Home-Based Behavioral Systems Family Therapy
This family therapy approach is used with families of juvenile offenders, between 6 and 18 years of age, and those at risk for juvenile offending and substance abuse. It is a brief structured model delivered in five phases by paraprofessionals and professionals in the participants' home. It is a modification of the Functional Family Therapy model. The orientation is psychoeducational and relies on reducing families' defensiveness, assessing their needs coincident with healthy family relationships, and skills training for parents and teens. Technical aids such as the Parenting Wisely CD-ROM program and videotapes are used at the beginning of treatment to increase commitment to the therapy as well as decrease time in treatment.

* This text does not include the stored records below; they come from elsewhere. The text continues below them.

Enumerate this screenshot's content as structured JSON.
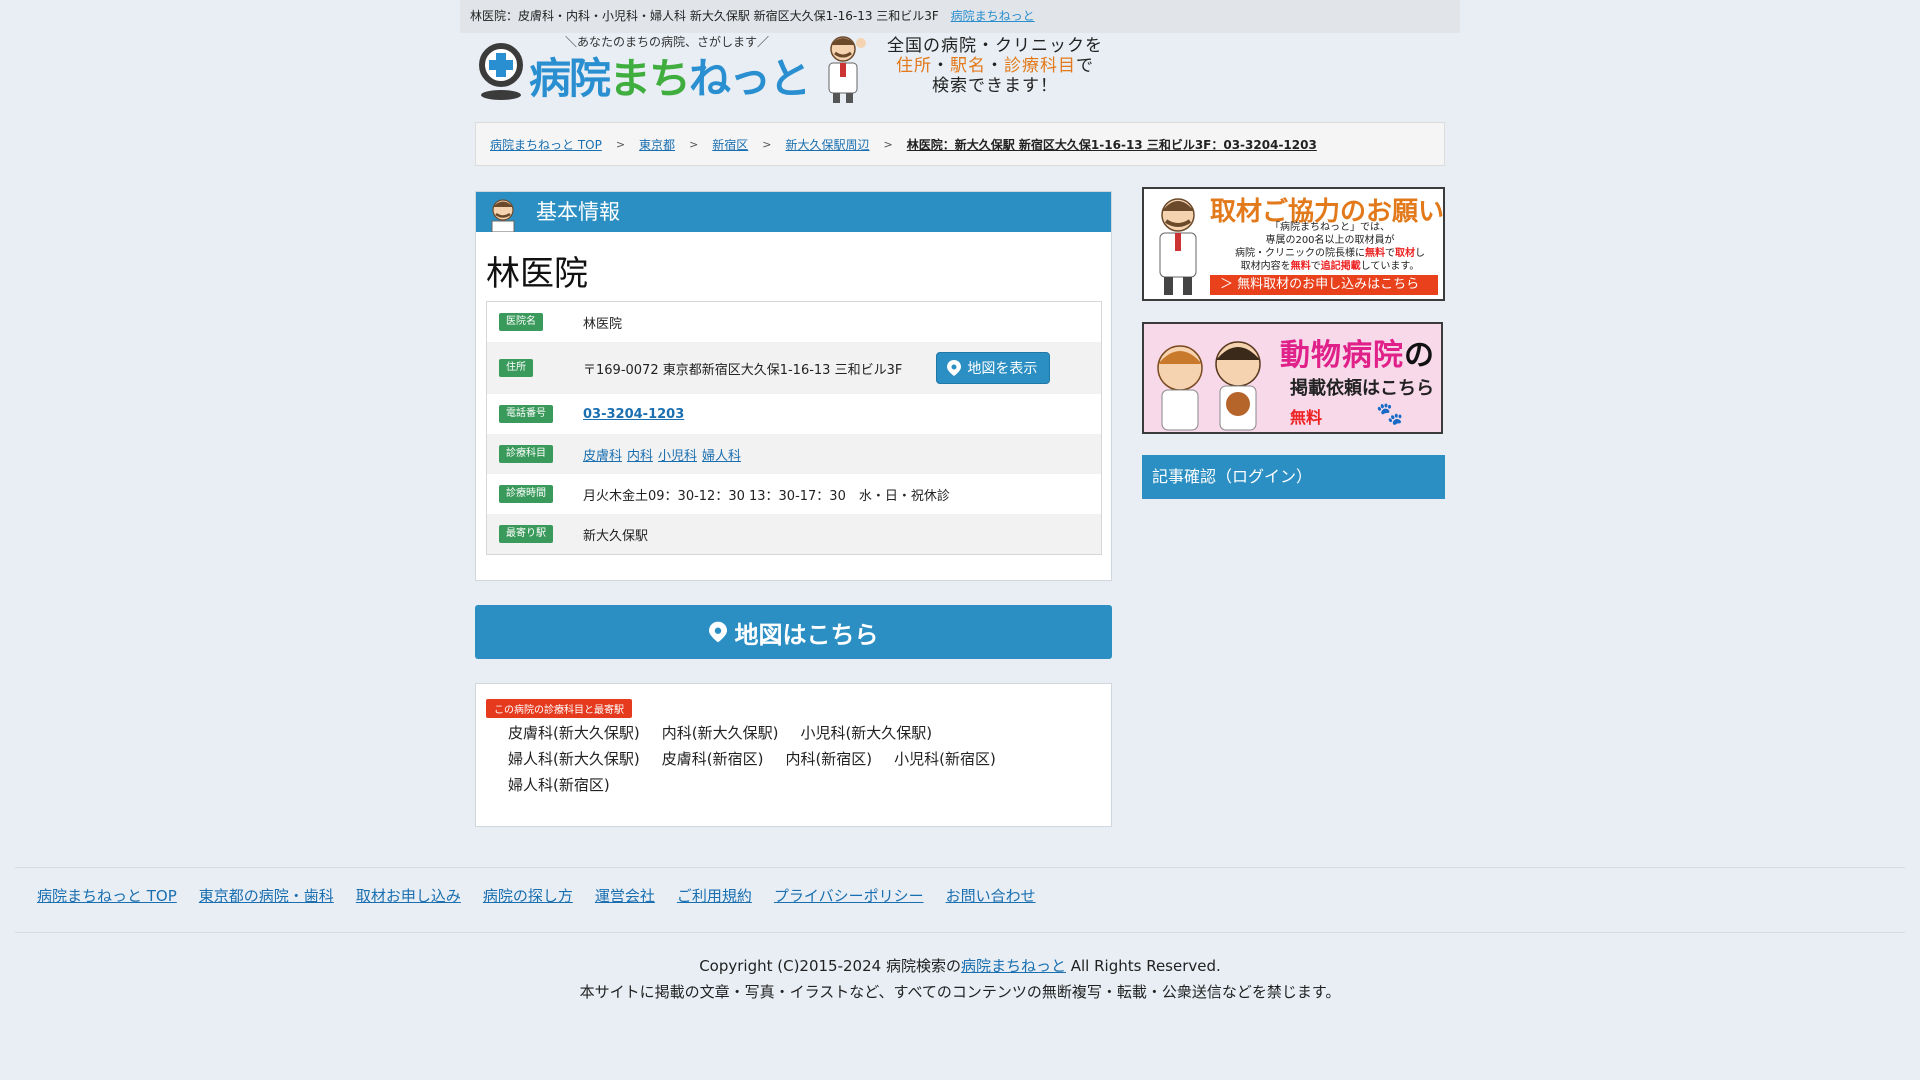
{
  "topbar": {
    "text": "林医院：皮膚科・内科・小児科・婦人科 新大久保駅 新宿区大久保1-16-13 三和ビル3F",
    "link": "病院まちねっと"
  },
  "header": {
    "logo_tagline": "＼あなたのまちの病院、さがします／",
    "logo_text_a": "病院",
    "logo_text_b": "まち",
    "logo_text_c": "ねっと",
    "msg_line1": "全国の病院・クリニックを",
    "msg_hl1": "住所",
    "msg_dot1": "・",
    "msg_hl2": "駅名",
    "msg_dot2": "・",
    "msg_hl3": "診療科目",
    "msg_de": "で",
    "msg_line3": "検索できます！"
  },
  "breadcrumb": {
    "items": [
      "病院まちねっと TOP",
      "東京都",
      "新宿区",
      "新大久保駅周辺"
    ],
    "separator": ">",
    "current": "林医院：新大久保駅 新宿区大久保1-16-13 三和ビル3F：03-3204-1203"
  },
  "basic_info": {
    "heading": "基本情報",
    "clinic_name": "林医院",
    "rows": {
      "name": {
        "label": "医院名",
        "value": "林医院"
      },
      "address": {
        "label": "住所",
        "value": "〒169-0072 東京都新宿区大久保1-16-13 三和ビル3F",
        "map_button": "地図を表示"
      },
      "tel": {
        "label": "電話番号",
        "value": "03-3204-1203"
      },
      "dept": {
        "label": "診療科目",
        "items": [
          "皮膚科",
          "内科",
          "小児科",
          "婦人科"
        ]
      },
      "hours": {
        "label": "診療時間",
        "value": "月火木金土09：30-12：30 13：30-17：30　水・日・祝休診"
      },
      "station": {
        "label": "最寄り駅",
        "value": "新大久保駅"
      }
    }
  },
  "map_big_button": "地図はこちら",
  "related": {
    "badge": "この病院の診療科目と最寄駅",
    "items": [
      "皮膚科(新大久保駅)",
      "内科(新大久保駅)",
      "小児科(新大久保駅)",
      "婦人科(新大久保駅)",
      "皮膚科(新宿区)",
      "内科(新宿区)",
      "小児科(新宿区)",
      "婦人科(新宿区)"
    ]
  },
  "sidebar": {
    "ad1": {
      "title": "取材ご協力のお願い",
      "line1": "「病院まちねっと」では、",
      "line2": "専属の200名以上の取材員が",
      "line3a": "病院・クリニックの院長様に",
      "line3b": "無料",
      "line3c": "で",
      "line3d": "取材",
      "line3e": "し",
      "line4a": "取材内容を",
      "line4b": "無料",
      "line4c": "で",
      "line4d": "追記掲載",
      "line4e": "しています。",
      "cta": "＞ 無料取材のお申し込みはこちら"
    },
    "ad2": {
      "title_a": "動物病院",
      "title_b": "の",
      "line2": "掲載依頼はこちら",
      "line3": "無料"
    },
    "login": "記事確認（ログイン）"
  },
  "footer": {
    "nav": [
      "病院まちねっと TOP",
      "東京都の病院・歯科",
      "取材お申し込み",
      "病院の探し方",
      "運営会社",
      "ご利用規約",
      "プライバシーポリシー",
      "お問い合わせ"
    ],
    "copy_a": "Copyright (C)2015-2024 病院検索の",
    "copy_link": "病院まちねっと",
    "copy_b": " All Rights Reserved.",
    "notice": "本サイトに掲載の文章・写真・イラストなど、すべてのコンテンツの無断複写・転載・公衆送信などを禁じます。"
  },
  "colors": {
    "accent_blue": "#2b8fc3",
    "label_green": "#3a9a5b",
    "badge_red": "#e63a1e",
    "link": "#1a6fb0",
    "background": "#e8eef4"
  },
  "icons": {
    "logo": "magnifier-cross-icon",
    "doctor": "doctor-mascot-icon",
    "pin": "map-pin-icon",
    "paw": "paw-icon"
  }
}
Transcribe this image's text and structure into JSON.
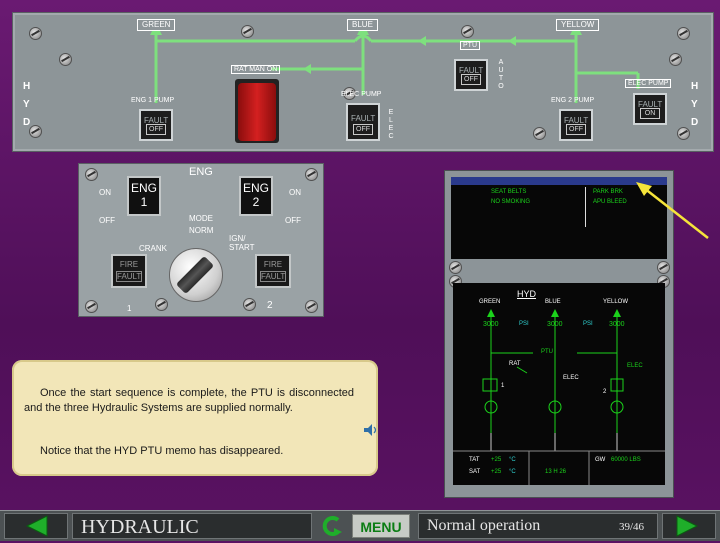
{
  "hyd_panel": {
    "systems": [
      "GREEN",
      "BLUE",
      "YELLOW"
    ],
    "side_letters": [
      "H",
      "Y",
      "D"
    ],
    "ptu_label": "PTU",
    "ptu_side": [
      "A",
      "U",
      "T",
      "O"
    ],
    "rat_label": "RAT MAN ON",
    "elec_label": [
      "E",
      "L",
      "E",
      "C"
    ],
    "pumps": [
      {
        "label": "ENG 1 PUMP",
        "fault": "FAULT",
        "state": "OFF"
      },
      {
        "label": "ELEC PUMP",
        "fault": "FAULT",
        "state": "OFF"
      },
      {
        "label": "PTU",
        "fault": "FAULT",
        "state": "OFF"
      },
      {
        "label": "ENG 2 PUMP",
        "fault": "FAULT",
        "state": "OFF"
      },
      {
        "label": "ELEC PUMP",
        "fault": "FAULT",
        "state": "ON"
      }
    ]
  },
  "eng_panel": {
    "title": "ENG",
    "eng1": [
      "ENG",
      "1"
    ],
    "eng2": [
      "ENG",
      "2"
    ],
    "on": "ON",
    "off": "OFF",
    "mode": "MODE",
    "norm": "NORM",
    "crank": "CRANK",
    "ign_start": "IGN/\nSTART",
    "fire": "FIRE",
    "fault": "FAULT",
    "num1": "1",
    "num2": "2"
  },
  "ecam_upper": {
    "memo_left": [
      "SEAT BELTS",
      "NO SMOKING"
    ],
    "memo_right": [
      "PARK BRK",
      "APU BLEED"
    ]
  },
  "ecam_lower": {
    "title": "HYD",
    "systems": [
      "GREEN",
      "BLUE",
      "YELLOW"
    ],
    "pressures": [
      "3000",
      "3000",
      "3000"
    ],
    "psi": "PSI",
    "ptu": "PTU",
    "rat": "RAT",
    "elec": "ELEC",
    "elec_right": "ELEC",
    "one": "1",
    "two": "2",
    "tat_label": "TAT",
    "tat_value": "+25",
    "sat_label": "SAT",
    "sat_value": "+25",
    "unit": "°C",
    "time": "13 H 26",
    "gw_label": "GW",
    "gw_value": "60000 LBS"
  },
  "text_box": {
    "para1": "Once the start sequence is complete, the PTU is disconnected and the three Hydraulic Systems are supplied normally.",
    "para2": "Notice that the HYD PTU memo has disappeared."
  },
  "bottom_bar": {
    "section": "HYDRAULIC",
    "menu": "MENU",
    "mode": "Normal operation",
    "page": "39/46"
  },
  "colors": {
    "background": "#5a1262",
    "hyd_line": "#7ee07e",
    "ecam_green": "#1bd31b",
    "ecam_cyan": "#2fd0d0",
    "pointer_arrow": "#f5e43a",
    "rat_red": "#c41a1a"
  }
}
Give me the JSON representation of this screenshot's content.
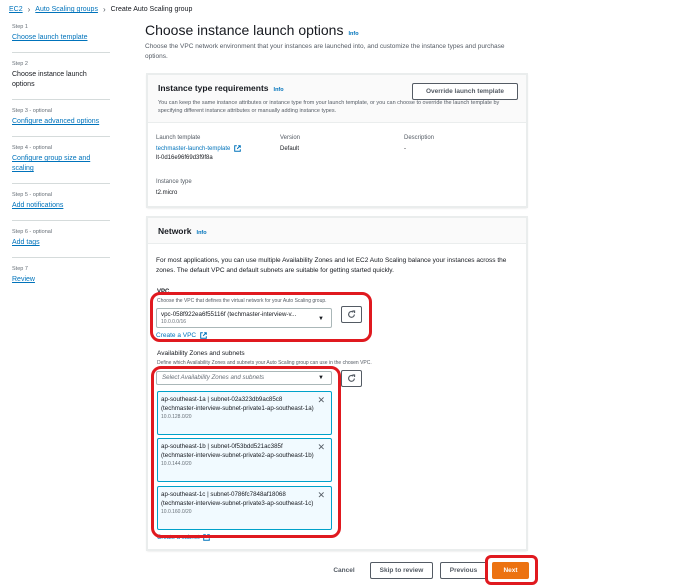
{
  "breadcrumb": {
    "items": [
      "EC2",
      "Auto Scaling groups"
    ],
    "current": "Create Auto Scaling group"
  },
  "steps": [
    {
      "num": "Step 1",
      "title": "Choose launch template",
      "active": false
    },
    {
      "num": "Step 2",
      "title": "Choose instance launch options",
      "active": true
    },
    {
      "num": "Step 3 - optional",
      "title": "Configure advanced options",
      "active": false
    },
    {
      "num": "Step 4 - optional",
      "title": "Configure group size and scaling",
      "active": false
    },
    {
      "num": "Step 5 - optional",
      "title": "Add notifications",
      "active": false
    },
    {
      "num": "Step 6 - optional",
      "title": "Add tags",
      "active": false
    },
    {
      "num": "Step 7",
      "title": "Review",
      "active": false
    }
  ],
  "page": {
    "title": "Choose instance launch options",
    "info": "Info",
    "description": "Choose the VPC network environment that your instances are launched into, and customize the instance types and purchase options."
  },
  "instance_type": {
    "title": "Instance type requirements",
    "info": "Info",
    "override_label": "Override launch template",
    "description": "You can keep the same instance attributes or instance type from your launch template, or you can choose to override the launch template by specifying different instance attributes or manually adding instance types.",
    "launch_template_label": "Launch template",
    "launch_template_value": "techmaster-launch-template",
    "launch_template_id": "lt-0d16e96f69d3f9f8a",
    "version_label": "Version",
    "version_value": "Default",
    "description_label": "Description",
    "description_value": "-",
    "instance_type_label": "Instance type",
    "instance_type_value": "t2.micro"
  },
  "network": {
    "title": "Network",
    "info": "Info",
    "description": "For most applications, you can use multiple Availability Zones and let EC2 Auto Scaling balance your instances across the zones. The default VPC and default subnets are suitable for getting started quickly.",
    "vpc_label": "VPC",
    "vpc_hint": "Choose the VPC that defines the virtual network for your Auto Scaling group.",
    "vpc_value": "vpc-058f922ea6f55116f (techmaster-interview-v...",
    "vpc_cidr": "10.0.0.0/16",
    "create_vpc": "Create a VPC",
    "az_label": "Availability Zones and subnets",
    "az_hint": "Define which Availability Zones and subnets your Auto Scaling group can use in the chosen VPC.",
    "az_placeholder": "Select Availability Zones and subnets",
    "subnets": [
      {
        "name": "ap-southeast-1a | subnet-02a323db9ac85c8 (techmaster-interview-subnet-private1-ap-southeast-1a)",
        "cidr": "10.0.128.0/20"
      },
      {
        "name": "ap-southeast-1b | subnet-0f53bdd521ac385f (techmaster-interview-subnet-private2-ap-southeast-1b)",
        "cidr": "10.0.144.0/20"
      },
      {
        "name": "ap-southeast-1c | subnet-0786fc7848af18068 (techmaster-interview-subnet-private3-ap-southeast-1c)",
        "cidr": "10.0.160.0/20"
      }
    ],
    "create_subnet": "Create a subnet"
  },
  "footer": {
    "cancel": "Cancel",
    "skip": "Skip to review",
    "previous": "Previous",
    "next": "Next"
  },
  "colors": {
    "link": "#0073bb",
    "primary": "#ec7211",
    "highlight": "#e0191f",
    "token_bg": "#f1faff",
    "token_border": "#00a1c9"
  }
}
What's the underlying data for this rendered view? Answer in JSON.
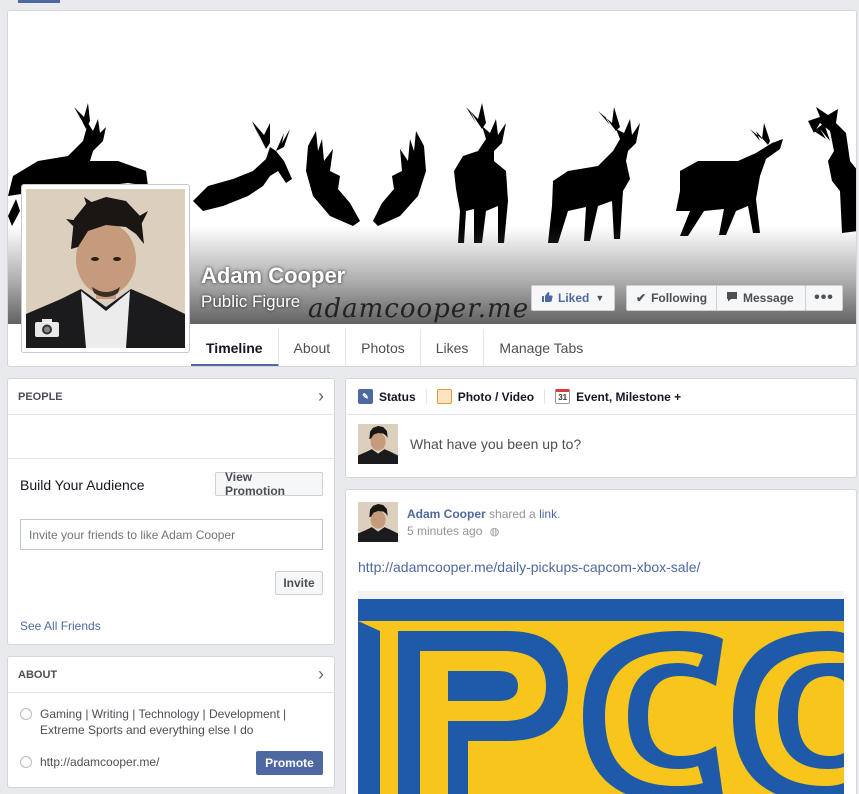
{
  "profile": {
    "name": "Adam Cooper",
    "category": "Public Figure",
    "signature": "adamcooper.me"
  },
  "cover_buttons": {
    "liked": "Liked",
    "following": "Following",
    "message": "Message",
    "more": "•••"
  },
  "tabs": [
    {
      "label": "Timeline",
      "active": true
    },
    {
      "label": "About"
    },
    {
      "label": "Photos"
    },
    {
      "label": "Likes"
    },
    {
      "label": "Manage Tabs"
    }
  ],
  "people_card": {
    "title": "PEOPLE",
    "build_audience": "Build Your Audience",
    "view_promotion": "View Promotion",
    "invite_placeholder": "Invite your friends to like Adam Cooper",
    "invite_button": "Invite",
    "see_all": "See All Friends"
  },
  "about_card": {
    "title": "ABOUT",
    "description": "Gaming | Writing | Technology | Development | Extreme Sports and everything else I do",
    "website": "http://adamcooper.me/",
    "promote": "Promote"
  },
  "composer": {
    "tabs": [
      {
        "label": "Status",
        "icon": "pencil-icon"
      },
      {
        "label": "Photo / Video",
        "icon": "photo-icon"
      },
      {
        "label": "Event, Milestone +",
        "icon": "calendar-icon",
        "icon_text": "31"
      }
    ],
    "placeholder": "What have you been up to?"
  },
  "post": {
    "author": "Adam Cooper",
    "action": "shared a",
    "link_word": "link",
    "period": ".",
    "time": "5 minutes ago",
    "url": "http://adamcooper.me/daily-pickups-capcom-xbox-sale/"
  },
  "colors": {
    "brand_blue": "#4e69a2",
    "capcom_yellow": "#f8c51c",
    "capcom_blue": "#1e5aa8"
  }
}
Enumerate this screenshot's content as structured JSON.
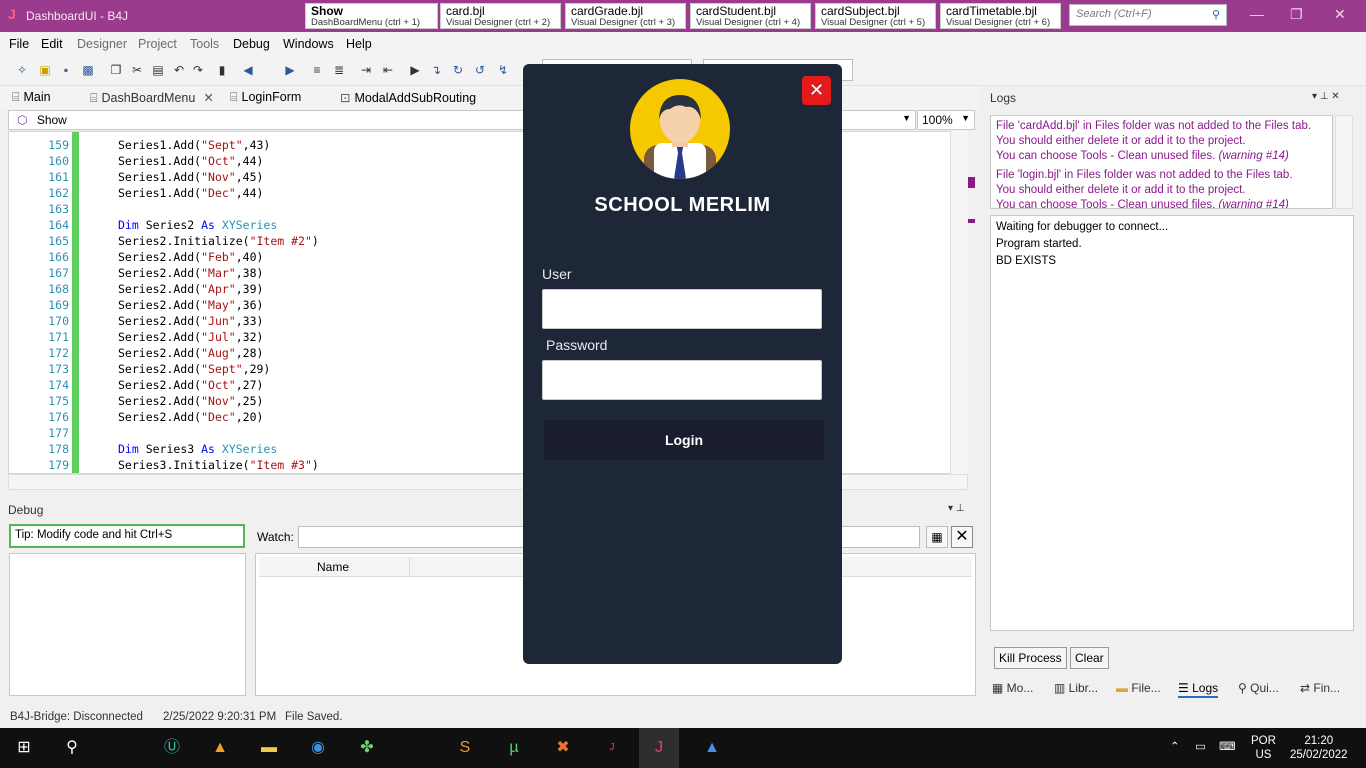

The five phases of the program are (1) introduction/credibility, (2) assessment, (3) therapy, (4) education, and (5) generalization/termination. In the early phases, therapists are less directive and more supportive and empathic than in the later phases, when the family's cooperation and resistance is more conducive to increased therapist directiveness. This adapted model has been applied to multipleoffending, institutionalized delinquents, and targets families with lower educational levels and higher levels of pathology than the original Functional Family Therapy Model developed.
Long-range program outcome objectives include: reduced child involvement in the juvenile justice system; reduced self-reported delinquency; reduced teen pregnancy; reduced special class placement; increased graduation rates and; increased employment. Intermediate objectives include: decreased family conflict; increased cohesion; improved communication; improved parental monitoring, discipline, and support of appropriate child behavior; improved problem-solving abilities; improved parent-school communication; improved school attendance and grades and; improved child adjustment.